The Meghalaya High Court on Friday held Shillong Times’ editor, Patricia Mukhim, and publisher, Shobha Chaudhuri, guilty of contempt of court. As punishment, the court imposed a fine of Rs 2 lakh each on Mukhim and Chaudhuri. In case they fail to pay the amount within a week, the court said that the two would be imprisoned for six months and the paper “banned”.

While delivering the judgment, the bench asked Mukhim and Chaudhuri to “sit in the corner of the court room” till the court adjourned its proceedings for the day.


The contempt order is in connection with two stories that the Shillong-based daily published in December about a court order seeking better facilities for retired judges and their families. One of the articles titled, “When judges judge for themselves”, had drawn parallels between the order by Justice SR Sen and an order passed by two former judges of the High Court in 2016.

The report had said that according to the order, Sen, who incidentally retired on Friday, wanted several provisions for retired chief justices and judges and their spouses and children. “Besides providing medical facilities for the spouses and children, the order stressed the need for providing protocol, guest houses, domestic help, mobile/internet charge at the rate of Rs 10,000 and mobile for Rs 80,000 for judges,” the report said.

Taking umbrage

Sen had taken umbrage to the stories, particularly the one headlined, “When judges judge for themselves” and issued a notice to Mukhim and Chaudhuri asking them to explain why contempt proceedings should not be initiated against the newspaper. The notice stated that it was “shocking that the publisher and editor of said newspaper without knowing the law or background of the case is making comments which is definitely derogatory to a judge who is handling the case as well as the entire judges’ community”. It called for Mukhim and Chaudhuri to make a “personal appearance” in the court to explain themselves. “Media is not to dictate to the court what the court should do,” the notice added


On December 13, when the two appeared in court, a visibly indignant Sen is supposed to have questioned Mukhim’s qualification “to write about judges”. Subsequently, the matter was placed before another bench – consisting of Meghalaya High Court’s chief justice Mohammad Yaqoob Mir, and Sen himself. Four senior counsels of the court S Dey, N Syngkon K, Ch Gautam and CH Mawlong volunteered offered to stand in as amicus curiae in the case. An amicus curae is usually not party to the case, but offers advice to the court concerning the lawsuit.

On February 1, Mukhim and Chaudhuri, according to court documents, tendered an “unconditional apology”, but the bench in its judgment said it was a “calculated strategy so as to avoid punishment”.

The article “When judges judge for themselves”, the court adjudicated, “is not based on facts and has been published without any research only to scandalize the order of this honourable court”.
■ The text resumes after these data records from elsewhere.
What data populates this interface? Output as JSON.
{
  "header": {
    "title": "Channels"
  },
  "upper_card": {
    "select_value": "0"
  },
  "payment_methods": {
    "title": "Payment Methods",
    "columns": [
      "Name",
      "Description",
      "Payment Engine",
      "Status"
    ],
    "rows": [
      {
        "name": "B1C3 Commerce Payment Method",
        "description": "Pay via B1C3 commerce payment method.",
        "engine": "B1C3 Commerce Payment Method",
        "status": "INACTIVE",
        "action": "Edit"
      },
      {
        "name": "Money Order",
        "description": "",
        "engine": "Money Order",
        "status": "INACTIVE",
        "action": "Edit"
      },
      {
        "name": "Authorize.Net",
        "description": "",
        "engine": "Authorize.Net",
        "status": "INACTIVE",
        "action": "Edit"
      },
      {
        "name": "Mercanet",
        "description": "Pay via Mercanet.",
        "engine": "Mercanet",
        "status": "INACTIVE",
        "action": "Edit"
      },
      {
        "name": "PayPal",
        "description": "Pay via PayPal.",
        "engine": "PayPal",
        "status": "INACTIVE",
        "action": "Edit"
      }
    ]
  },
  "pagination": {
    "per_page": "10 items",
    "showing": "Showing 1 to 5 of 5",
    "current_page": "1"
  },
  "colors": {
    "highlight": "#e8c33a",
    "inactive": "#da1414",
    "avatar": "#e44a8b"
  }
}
“The caption of news report itself is malicious and contemptuous,” the judgment goes on to say.

Social media posts

In addition, the court also took offence to social media posts put up by Mukhim, which seemed to allude to court proceedings. “Patricia Mukhim took the help of social media and even gone to the extent of mocking the judicial system of this country,” the judgment said, referencing the veteran editor’s Facebook posts.

Mukhim’s social media posts, the court said, amounted to “insulting the learned members of the Bar”. The judgement declared: “We would like to ask whether the contemnor, Smti. Patricia Mukhim wants to control the judiciary as per her desire and will? If it is so, she is very much wrong.”

Both Mukhim and Chaudhuri declined to comment, but people familiar with the case told that they would challenge the judgment.